Fans of Alan Moore should look no further than this brilliant compilation of the complete Bojeffries comics soon to be jointly published by the ever reliable Knockabout (and Topshelf in the U.S.). Spanning thirty years, this hilarious and skewed family saga is finally brought together in a complete edition from start to finish. Highlights include a fantastic new present day comic ‘After they were famous’ where the family end up in the Big Brother house, a Christmas comic and a light opera. The Bojeffries comics are a deeply humorous and satirical look at life in modern day Britain through the eyes of a gangling cast of misfit monsters:- the werewolf and vampire uncles, decomposing Grandpa, a radioactive baby and the scary misfit kids who live with their long suffering father all in one ramshackle Northampton council house amongst ordinary people.
As you would expect from a Moore/Parkhouse collaboration, the writing is deft, cutting and darkly amusing. It is hard to find a page that doesn’t have a laugh out loud moment, or to reach the end of a strip without raising your eyebrows in wonderment. These are true little gems which rank highly among Moore’s oeuvre and sparkle with his trademark wit and anarchy. Steve Parkhouse has done an admirable job with some fine line work to match him. His characterisations are superb and the characters are finely realised in this pacy, vibrant collective. It’s a wonderful partnership, and one feels such sadness when reaching the end that there is still not more. This looks sets to be the end for good of the Bojeffries if recent interviews with Moore are anything to go by, so we must savour each piece of this surreal and disturbing pie.
My absolute favourite has to be ‘After they were famous’, but ‘Our Factory Fortnight’ (where the family go on an ill-fated holiday) and Raoul’s Night Out’ (werewolf uncle up to no good) come close.

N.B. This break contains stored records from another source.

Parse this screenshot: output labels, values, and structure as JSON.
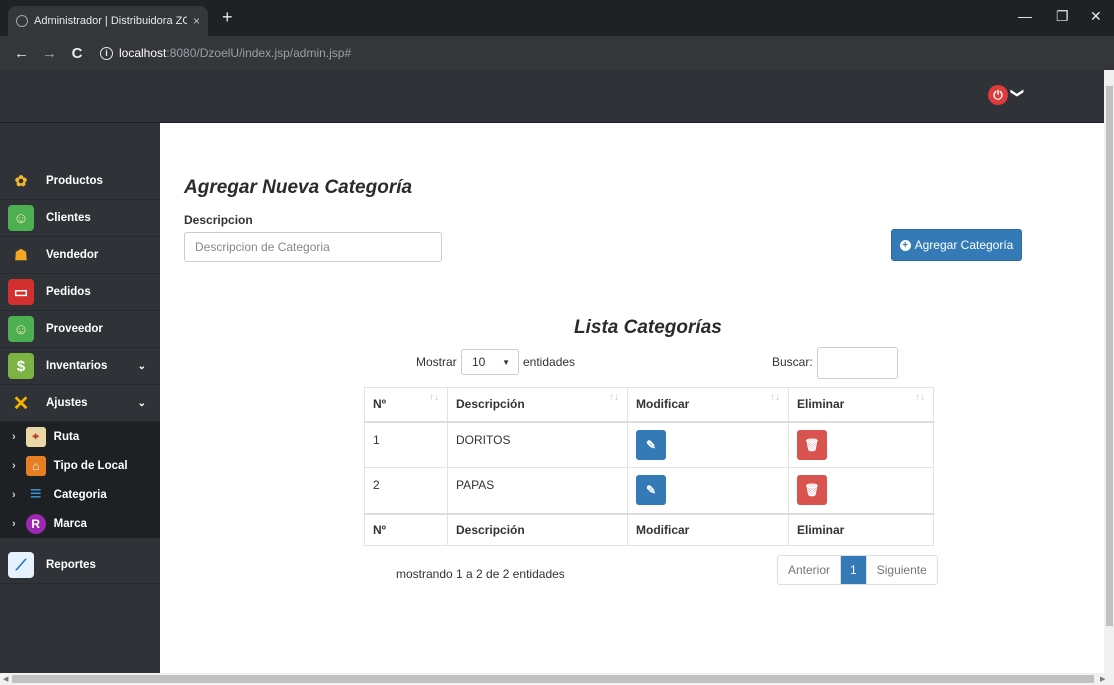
{
  "browser": {
    "tab_title": "Administrador | Distribuidora ZO",
    "tab_close": "×",
    "new_tab": "+",
    "url_host": "localhost",
    "url_path": ":8080/DzoelU/index.jsp/admin.jsp#",
    "back": "←",
    "forward": "→",
    "reload": "C",
    "info": "i",
    "star": "☆",
    "key": "o-",
    "minimize": "—",
    "maximize": "❐",
    "close": "✕",
    "menu": "⋮"
  },
  "topbar": {
    "power": "⏻",
    "caret": "❯"
  },
  "sidebar": {
    "items": [
      {
        "label": "Productos",
        "icon": "wheat-icon",
        "glyph": "✿"
      },
      {
        "label": "Clientes",
        "icon": "client-icon",
        "glyph": "☺"
      },
      {
        "label": "Vendedor",
        "icon": "seller-icon",
        "glyph": "☗"
      },
      {
        "label": "Pedidos",
        "icon": "basket-icon",
        "glyph": "▭"
      },
      {
        "label": "Proveedor",
        "icon": "supplier-icon",
        "glyph": "☺"
      },
      {
        "label": "Inventarios",
        "icon": "ledger-icon",
        "glyph": "$"
      },
      {
        "label": "Ajustes",
        "icon": "tools-icon",
        "glyph": "✕"
      }
    ],
    "subitems": [
      {
        "label": "Ruta",
        "icon": "map-icon",
        "glyph": "⌖"
      },
      {
        "label": "Tipo de Local",
        "icon": "store-icon",
        "glyph": "⌂"
      },
      {
        "label": "Categoria",
        "icon": "list-icon",
        "glyph": "≡"
      },
      {
        "label": "Marca",
        "icon": "brand-icon",
        "glyph": "R"
      }
    ],
    "reportes": {
      "label": "Reportes",
      "icon": "chart-icon",
      "glyph": "⟋"
    },
    "chevron": "⌄",
    "sub_arrow": "›"
  },
  "form": {
    "title": "Agregar Nueva Categoría",
    "label": "Descripcion",
    "placeholder": "Descripcion de Categoria",
    "button": "Agregar Categoría",
    "button_icon": "+"
  },
  "list": {
    "title": "Lista Categorías",
    "show": "Mostrar",
    "entries_value": "10",
    "entries": "entidades",
    "search": "Buscar:",
    "columns": [
      "Nº",
      "Descripción",
      "Modificar",
      "Eliminar"
    ],
    "rows": [
      {
        "n": "1",
        "descripcion": "DORITOS"
      },
      {
        "n": "2",
        "descripcion": "PAPAS"
      }
    ],
    "info": "mostrando 1 a 2 de 2 entidades",
    "prev": "Anterior",
    "page": "1",
    "next": "Siguiente",
    "edit_glyph": "✎",
    "delete_glyph": "🗑"
  },
  "colors": {
    "primary": "#337ab7",
    "danger": "#d9534f",
    "sidebar": "#2f3338",
    "power": "#e03b3b"
  }
}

All the comics hit the mark, even the Christmas episode ‘A Quiet Christmas With The Family’ which I don’t find nearly as funny as the others, still stands head and shoulders above the norm.
It’s short, it is the end of an era, but it’s god darn sweet.